▶ [THE TASK]
With the images removed, return every line below exactly as it reads.

▶ [AVAILABLE DATA]
Start of Block
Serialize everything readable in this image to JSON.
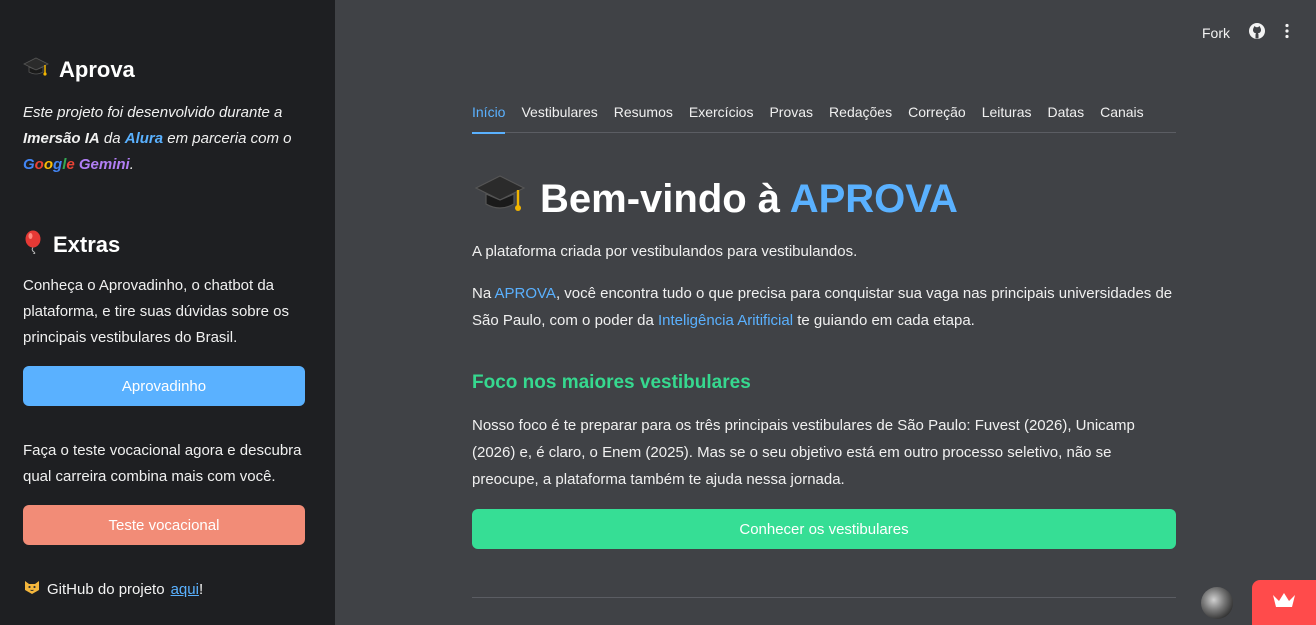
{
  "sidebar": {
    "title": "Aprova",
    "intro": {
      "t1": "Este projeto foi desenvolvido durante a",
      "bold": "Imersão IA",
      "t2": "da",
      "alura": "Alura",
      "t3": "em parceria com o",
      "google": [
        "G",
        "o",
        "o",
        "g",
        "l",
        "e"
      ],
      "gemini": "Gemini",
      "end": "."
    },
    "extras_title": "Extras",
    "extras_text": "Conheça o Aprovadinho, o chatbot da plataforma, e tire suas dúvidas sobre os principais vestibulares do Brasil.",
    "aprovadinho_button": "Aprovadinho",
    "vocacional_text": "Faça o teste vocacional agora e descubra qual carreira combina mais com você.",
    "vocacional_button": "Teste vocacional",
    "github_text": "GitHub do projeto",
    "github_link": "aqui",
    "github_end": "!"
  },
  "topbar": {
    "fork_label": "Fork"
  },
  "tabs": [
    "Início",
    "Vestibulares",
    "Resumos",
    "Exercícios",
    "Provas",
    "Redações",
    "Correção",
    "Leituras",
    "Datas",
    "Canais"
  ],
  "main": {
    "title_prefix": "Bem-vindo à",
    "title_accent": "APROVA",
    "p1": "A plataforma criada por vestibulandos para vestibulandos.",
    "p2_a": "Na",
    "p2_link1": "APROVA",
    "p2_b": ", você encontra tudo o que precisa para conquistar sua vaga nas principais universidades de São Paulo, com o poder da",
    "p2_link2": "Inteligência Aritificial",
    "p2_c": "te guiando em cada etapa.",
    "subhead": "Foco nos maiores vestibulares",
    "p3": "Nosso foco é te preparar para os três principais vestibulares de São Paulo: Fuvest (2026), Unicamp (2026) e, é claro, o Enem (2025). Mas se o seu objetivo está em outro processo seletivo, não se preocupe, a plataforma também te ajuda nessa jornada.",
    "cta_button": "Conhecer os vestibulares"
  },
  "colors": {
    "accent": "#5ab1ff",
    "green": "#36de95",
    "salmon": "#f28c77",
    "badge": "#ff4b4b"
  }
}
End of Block
▶ [SOLUTION FOR THIS TASK]
Serialize everything readable in this image to JSON.
{
  "sidebar": {
    "title": "Aprova",
    "intro": {
      "t1": "Este projeto foi desenvolvido durante a",
      "bold": "Imersão IA",
      "t2": "da",
      "alura": "Alura",
      "t3": "em parceria com o",
      "google": [
        "G",
        "o",
        "o",
        "g",
        "l",
        "e"
      ],
      "gemini": "Gemini",
      "end": "."
    },
    "extras_title": "Extras",
    "extras_text": "Conheça o Aprovadinho, o chatbot da plataforma, e tire suas dúvidas sobre os principais vestibulares do Brasil.",
    "aprovadinho_button": "Aprovadinho",
    "vocacional_text": "Faça o teste vocacional agora e descubra qual carreira combina mais com você.",
    "vocacional_button": "Teste vocacional",
    "github_text": "GitHub do projeto",
    "github_link": "aqui",
    "github_end": "!"
  },
  "topbar": {
    "fork_label": "Fork"
  },
  "tabs": [
    "Início",
    "Vestibulares",
    "Resumos",
    "Exercícios",
    "Provas",
    "Redações",
    "Correção",
    "Leituras",
    "Datas",
    "Canais"
  ],
  "main": {
    "title_prefix": "Bem-vindo à",
    "title_accent": "APROVA",
    "p1": "A plataforma criada por vestibulandos para vestibulandos.",
    "p2_a": "Na",
    "p2_link1": "APROVA",
    "p2_b": ", você encontra tudo o que precisa para conquistar sua vaga nas principais universidades de São Paulo, com o poder da",
    "p2_link2": "Inteligência Aritificial",
    "p2_c": "te guiando em cada etapa.",
    "subhead": "Foco nos maiores vestibulares",
    "p3": "Nosso foco é te preparar para os três principais vestibulares de São Paulo: Fuvest (2026), Unicamp (2026) e, é claro, o Enem (2025). Mas se o seu objetivo está em outro processo seletivo, não se preocupe, a plataforma também te ajuda nessa jornada.",
    "cta_button": "Conhecer os vestibulares"
  },
  "colors": {
    "accent": "#5ab1ff",
    "green": "#36de95",
    "salmon": "#f28c77",
    "badge": "#ff4b4b"
  }
}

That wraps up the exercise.